Due to strict lending requirements, you may find it challenging to qualify for a loan if you’re’ self-employed, but it’s’ not impossible. Expect to present lenders with your business records, tax returns, and P&L statement when applying for a mortgage.

4. Lower Your Debt-to-Income Ratio

Also referred to as DTI, your debt-to-income ratio plays a huge role in determining the mortgage rate you get. Typically, the debt-to-income ratio comes in two forms ─ front-end ratio and back-end ratio.

The back-end ratio measures all your total monthly debt payments, proposed mortgage payments divided by your monthly gross income. While the front-end ratio focuses on just your monthly housing expenses, excluding personal debts.

A front-end ratio of 28% and a back-end ratio of 36% is considered ideal for most lenders. However, the type of mortgage and other mortgage factors may cause these numbers to go higher.

For example, loans like FHA require borrowers to have a maximum back-end DTI of 43%. A lower DTI ratio may help you get a lower mortgage rate.

5. Consider an ARM or 15-Year Mortgage

While 30-year loan terms are more popular among borrowers, if you are hoping to get the best mortgage rate, getting an Adjustable-Rate Mortgage (ARM) or 15-year fixed-rate mortgage may help. Shorter loan terms translate to less risk for lenders to endure because they don’t have to lend the money out for so long.

Note that, however, your monthly payments will be higher by getting a shorter loan term mortgage, and with an ARM, you may experience an increase in the rates during the life of the loan.

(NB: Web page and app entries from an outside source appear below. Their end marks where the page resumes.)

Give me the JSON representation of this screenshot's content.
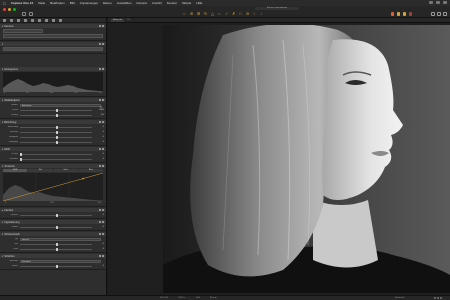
{
  "menubar": {
    "app_name": "Capture One 12",
    "items": [
      "Datei",
      "Bearbeiten",
      "Bild",
      "Anpassungen",
      "Ebene",
      "Auswählen",
      "Kamera",
      "Ansicht",
      "Fenster",
      "Skripte",
      "Hilfe"
    ]
  },
  "window_title": "Bettina ueberarbeitet",
  "viewer": {
    "tab_active": "Bettina.tif",
    "tab_other": "Fit"
  },
  "left_panel": {
    "header_label": "Kamera",
    "sections": {
      "histogram": {
        "title": "Histogramm",
        "scale": [
          "0",
          "64",
          "128",
          "192",
          "255"
        ]
      },
      "white_balance": {
        "title": "Weißabgleich",
        "mode_label": "Modus",
        "mode_value": "Aufnahme",
        "rows": [
          {
            "label": "Kelvin",
            "value": "5000"
          },
          {
            "label": "Tönung",
            "value": "0,0"
          }
        ]
      },
      "exposure": {
        "title": "Belichtung",
        "rows": [
          {
            "label": "Belichtung",
            "value": "0"
          },
          {
            "label": "Kontrast",
            "value": "0"
          },
          {
            "label": "Helligkeit",
            "value": "0"
          },
          {
            "label": "Sättigung",
            "value": "0"
          }
        ]
      },
      "hdr": {
        "title": "HDR",
        "rows": [
          {
            "label": "Lichter",
            "value": "0"
          },
          {
            "label": "Schatten",
            "value": "0"
          }
        ]
      },
      "curve": {
        "title": "Tonwerte",
        "tabs": [
          "RGB",
          "Rot",
          "Grün",
          "Blau"
        ],
        "vals": [
          "0",
          "128",
          "255"
        ]
      },
      "clarity": {
        "title": "Klarheit",
        "rows": [
          {
            "label": "Klarheit",
            "value": "0"
          }
        ]
      },
      "vignette": {
        "title": "Vignettierung",
        "rows": [
          {
            "label": "Stärke",
            "value": "0"
          }
        ]
      },
      "bw": {
        "title": "Schwarzweiß",
        "mode_label": "Typ",
        "mode_value": "Neutral",
        "rows": [
          {
            "label": "Rot",
            "value": "0"
          },
          {
            "label": "Gelb",
            "value": "0"
          }
        ]
      },
      "sharpen": {
        "title": "Schärfen",
        "mode_label": "Methode",
        "mode_value": "Standard",
        "rows": [
          {
            "label": "Stärke",
            "value": "0"
          }
        ]
      }
    }
  },
  "status": {
    "left": "ISO 100",
    "mid1": "1/125 s",
    "mid2": "f/5,6",
    "mid3": "85 mm",
    "right": "Bettina.tif"
  },
  "colors": {
    "accent": "#d6a23a",
    "panel": "#2e2e2e",
    "traffic": [
      "#e0443e",
      "#dea123",
      "#1aab29"
    ]
  }
}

According to RealtyHop, for instance, the national average mortgage rates on 30-year rate loans were 2.990% as of July 2021, but on 15-year mortgages, they were 2.282%. At the same time, 5/1 ARM stood at 3.725%.

6. Consider Paying Points

If you have extra cash at hand, you can consider paying discount points to your lender. Paying discount points qualifies you for a lower mortgage rate. That’s why discount points are typically referred to as “buying down your rate” in the mortgage community.

By paying one point, which equals 1% of the loan amount, borrowers can typically lower the mortgage interest rate by around 0.25%. For instance, if you take out a $500,000 loan with a 4.5% interest, you can reduce your interest rate to 4.25% by paying $5,000.

Before opting to pay points to your lender, you should first consider your long-term housing plans. You want to make sure you will own the home up to the required break-even point.

Your break-even point is the period whereby your savings from the lowered rates surpasses the cost of points.

7. Check Out First-Time Homebuyer Programs in Your Area

If this is your first time buying a home, take some time to research if you are eligible for any first-time homebuyer programs. Many states set up credits and grants to assist first-time homebuyers and sometimes even repeat buyers.

8. Speak to Multiple Lenders

When shopping for the best mortgage rate, either for a purchase or refinance purpose, do the necessary research to ensure you are getting the best rate peculiar to your situation.

A recent study revealed that borrowers saved $1,500 on average by getting an additional quote and $3,000 on average by getting five.

So, if you are hoping to get the best mortgage rate possible, don’t accept the first quote you received. Talk to multiple lenders and do online research to get the best.

Conclusion

Applying for a mortgage can be pretty challenging, but it is a lot easier when you have your finances in order from the get-go. So, take some steps to work on your credit score, save for a higher down payment, reduce your DTI ratio, and remember to shop around and talk to multiple lenders before you make up your mind.

 

 

Elijah O. Agor, CFP

Elijah O. Agor is a real estate, 1031 exchange, and mortgage writer. He is a certified financial planner, former loan originator, and chief realtor for Dsquared Realty. In the past, Elijah advised first-time and seasoned home buyers on real estate and mortgage decisions in the Greater Atlanta area. Since hanging up (burning) his suits and ties, Elijah now works to make mortgage and real estate topics understandable and jargon-free.